I assumed that Clayton would be the top-paying district in the county, and I was correct. The average is high because the district prioritizes experience and advanced eduction. The average number of years teaching is 15.6; while Webster Groves, the next highest, is 14.7—almost a year less.
Clayton, Brentwood and Kirkwood all have over 80 percent of teachers with at least a master's degree. They are also the highest paying districts. This is no coincidence as I found a .76 correlation between average salary and percent with a master's. This is much higher than the still statistically significant .40 correlation between average salary and average number of years teaching.
At a future date I will compare the percent with a master's to quality of schools because in looking at it, that seems to be a pretty good indicator, with Ladue as a weird outlier. (What's up with Ladue only having 50 percent of its teachers with a master's? They're not young (14.1). This deserves further research.)
The St. Louis Post-Dispatch provided an interesting graphic to accompany its Rod Jetton story which gave the district paying the most to beginning teachers and the district paying the least. I had assumed that Clayton would be the highest paying school, but I was wrong. Jennings. The lowest-paying district is Hancock Place. I wasn't surprised there. I ranked all of the districts and could discern no obvious pattern.
I wondered if Jennings was one of those districts that encourages beginning teachers by paying them well but doesn't reward its more experienced and educated teachers, so I also looked at maximum teacher salaries. Nope, Jennings is just a high-paying district.
I wondered if the maximum salary was tied to the median income level of the district. Seemed reasonable that the districts in wealthier areas would pay more. With a correlation number of -.26 though, that's not the case. Other market factors are in play.

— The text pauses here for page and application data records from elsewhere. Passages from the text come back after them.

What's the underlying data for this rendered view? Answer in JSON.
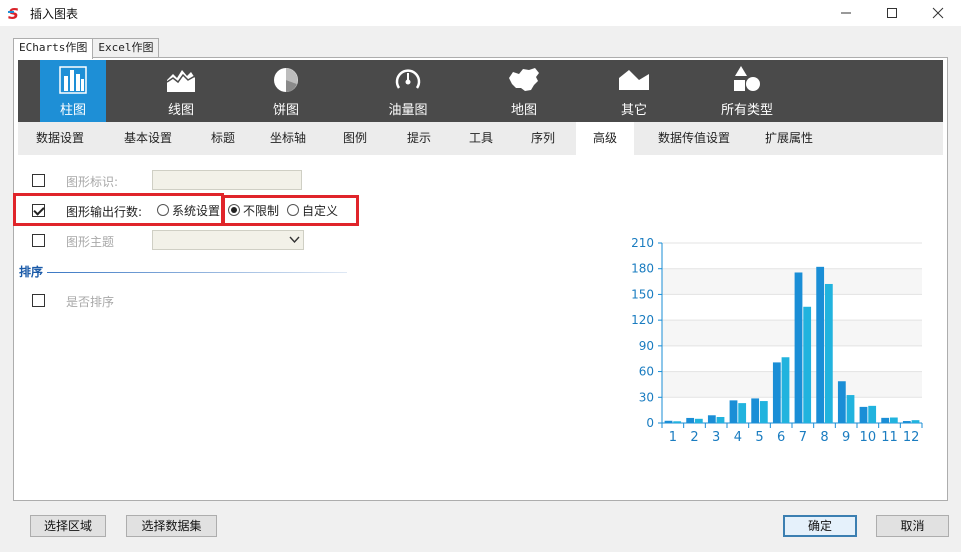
{
  "window": {
    "title": "插入图表"
  },
  "outer_tabs": [
    "ECharts作图",
    "Excel作图"
  ],
  "chart_types": [
    {
      "label": "柱图",
      "icon": "bar-chart-icon",
      "active": true
    },
    {
      "label": "线图",
      "icon": "line-chart-icon",
      "active": false
    },
    {
      "label": "饼图",
      "icon": "pie-chart-icon",
      "active": false
    },
    {
      "label": "油量图",
      "icon": "gauge-icon",
      "active": false
    },
    {
      "label": "地图",
      "icon": "map-icon",
      "active": false
    },
    {
      "label": "其它",
      "icon": "other-chart-icon",
      "active": false
    },
    {
      "label": "所有类型",
      "icon": "all-types-icon",
      "active": false
    }
  ],
  "sub_tabs": [
    "数据设置",
    "基本设置",
    "标题",
    "坐标轴",
    "图例",
    "提示",
    "工具",
    "序列",
    "高级",
    "数据传值设置",
    "扩展属性"
  ],
  "active_sub_tab": "高级",
  "options": {
    "graph_id_label": "图形标识:",
    "output_rows_label": "图形输出行数:",
    "radio_system": "系统设置",
    "radio_unlimited": "不限制",
    "radio_custom": "自定义",
    "graph_theme_label": "图形主题",
    "sort_section": "排序",
    "sort_label": "是否排序"
  },
  "chart_data": {
    "type": "bar",
    "categories": [
      "1",
      "2",
      "3",
      "4",
      "5",
      "6",
      "7",
      "8",
      "9",
      "10",
      "11",
      "12"
    ],
    "series": [
      {
        "values": [
          2.6,
          5.9,
          9.0,
          26.4,
          28.7,
          70.7,
          175.6,
          182.2,
          48.7,
          18.8,
          6.0,
          2.3
        ]
      },
      {
        "values": [
          2.0,
          4.9,
          7.0,
          23.2,
          25.6,
          76.7,
          135.6,
          162.2,
          32.6,
          20.0,
          6.4,
          3.3
        ]
      }
    ],
    "ylim": [
      0,
      210
    ],
    "yticks": [
      0,
      30,
      60,
      90,
      120,
      150,
      180,
      210
    ],
    "colors": [
      "#1a8ed6",
      "#21b3de"
    ],
    "grid": true,
    "title": "",
    "xlabel": "",
    "ylabel": ""
  },
  "buttons": {
    "select_area": "选择区域",
    "select_dataset": "选择数据集",
    "ok": "确定",
    "cancel": "取消"
  },
  "colors": {
    "accent": "#1e8fd6",
    "toolbar": "#4a4a4a",
    "highlight": "#e0242a",
    "section": "#1a5aa8"
  }
}
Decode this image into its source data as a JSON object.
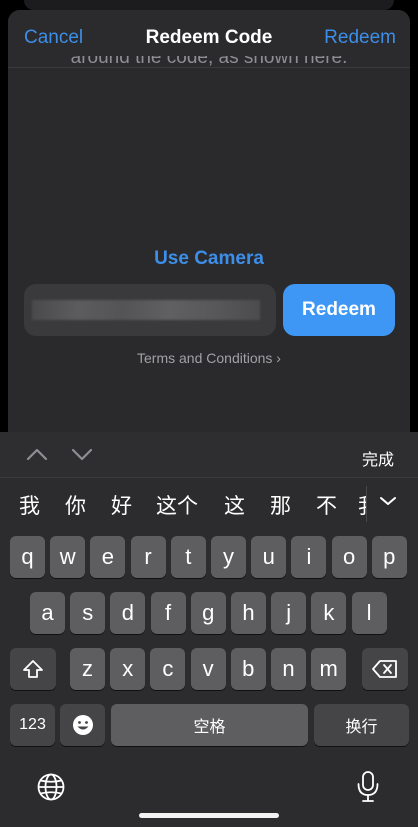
{
  "nav": {
    "cancel": "Cancel",
    "title": "Redeem Code",
    "redeem": "Redeem"
  },
  "body": {
    "cutoff_text": "around the code, as shown here.",
    "use_camera": "Use Camera",
    "redeem_button": "Redeem",
    "terms": "Terms and Conditions ›"
  },
  "keyboard": {
    "toolbar": {
      "done": "完成",
      "up_icon": "chevron-up-icon",
      "down_icon": "chevron-down-icon"
    },
    "candidates": [
      "我",
      "你",
      "好",
      "这个",
      "这",
      "那",
      "不",
      "我"
    ],
    "candidates_expand_icon": "chevron-down-icon",
    "row1": [
      "q",
      "w",
      "e",
      "r",
      "t",
      "y",
      "u",
      "i",
      "o",
      "p"
    ],
    "row2": [
      "a",
      "s",
      "d",
      "f",
      "g",
      "h",
      "j",
      "k",
      "l"
    ],
    "row3": [
      "z",
      "x",
      "c",
      "v",
      "b",
      "n",
      "m"
    ],
    "shift_icon": "shift-icon",
    "delete_icon": "delete-icon",
    "numbers": "123",
    "emoji_icon": "emoji-icon",
    "space": "空格",
    "return": "换行",
    "globe_icon": "globe-icon",
    "mic_icon": "microphone-icon"
  },
  "colors": {
    "accent": "#3d8ee8",
    "button": "#3e97f5",
    "sheet": "#2a2a2c",
    "key": "#5e5e60",
    "key_dark": "#454547"
  }
}
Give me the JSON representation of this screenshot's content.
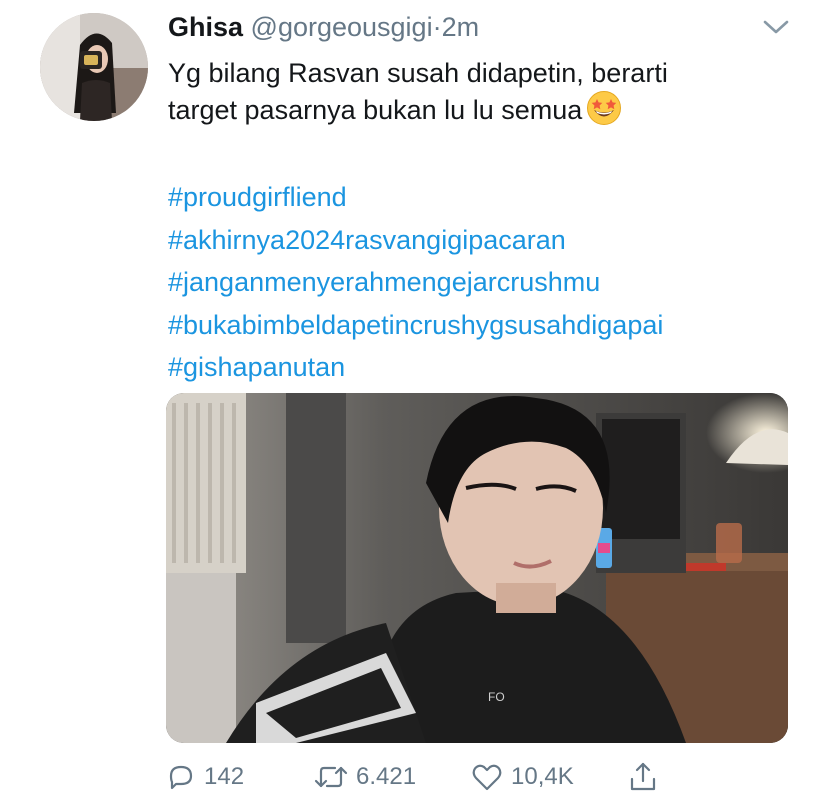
{
  "tweet": {
    "author_name": "Ghisa",
    "author_handle": "@gorgeousgigi",
    "separator": "·",
    "time": "2m",
    "text_lines": [
      "Yg bilang Rasvan susah didapetin, berarti",
      "target pasarnya bukan lu lu semua"
    ],
    "emoji": "star-struck-emoji",
    "hashtags": [
      "#proudgirfliend",
      "#akhirnya2024rasvangigipacaran",
      "#janganmenyerahmengejarcrushmu",
      "#bukabimbeldapetincrushygsusahdigapai",
      "#gishapanutan"
    ]
  },
  "actions": {
    "replies": "142",
    "retweets": "6.421",
    "likes": "10,4K"
  },
  "icons": {
    "reply": "reply-icon",
    "retweet": "retweet-icon",
    "like": "heart-icon",
    "share": "share-icon",
    "more": "chevron-down-icon"
  },
  "colors": {
    "text": "#14171a",
    "secondary": "#657786",
    "link": "#1b95e0"
  }
}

The spread between minimum and maximum salaries is important as teachers want to know that their salaries will increase. Quality Counts suggests a ratio of at least 2.0 The St. Louis districts do that to stay competitive even if the rest of the state does not (state average 1.66).
❝In fact, the salaries and career potential for teachers are remarkably flat: The average maximum salary that a teacher can earn is just 1.85 times the salary of a raw entrant, according to the National Center for Education Statistics, based on figures from the 2003-04 school year.❞
To get a better grip on which districts tighten their salary schedules, I ranked them and included whether each district has been named a district of distinction by Missouri based on MAP data.
With Rockwood, Kirkwood and Pattonville the only districts under the 2.0 and on the bottom of the heap, I have to say that the compression ratio isn't the end all although I do think it's important. Studying all the districts of the state might show more of a difference rather than within a region or market area.
I ran some correlation numbers to try to figure out whether the compression ratio is more highly correlated to the maximum salary or the minimum.
Max. salary correlation .73
Min. salary correlation .24
Obviously it is tied to the max salary. Hancock Place did have the highest ratio with a low starting salary and high maximum salary. I was glad to see that the bad press it has received for its low starting salary isn't justified. Most of the time, however, low starting salaries meant little in terms of the ratio.
I doubt few prospective teachers compare salary schedules too closely as long as a district is within the regional norm, but I found it fascinating. Some of my assumptions were challenged, which will encourage me to dig deeper in the future.
Numbers from MSTA's salary schedule report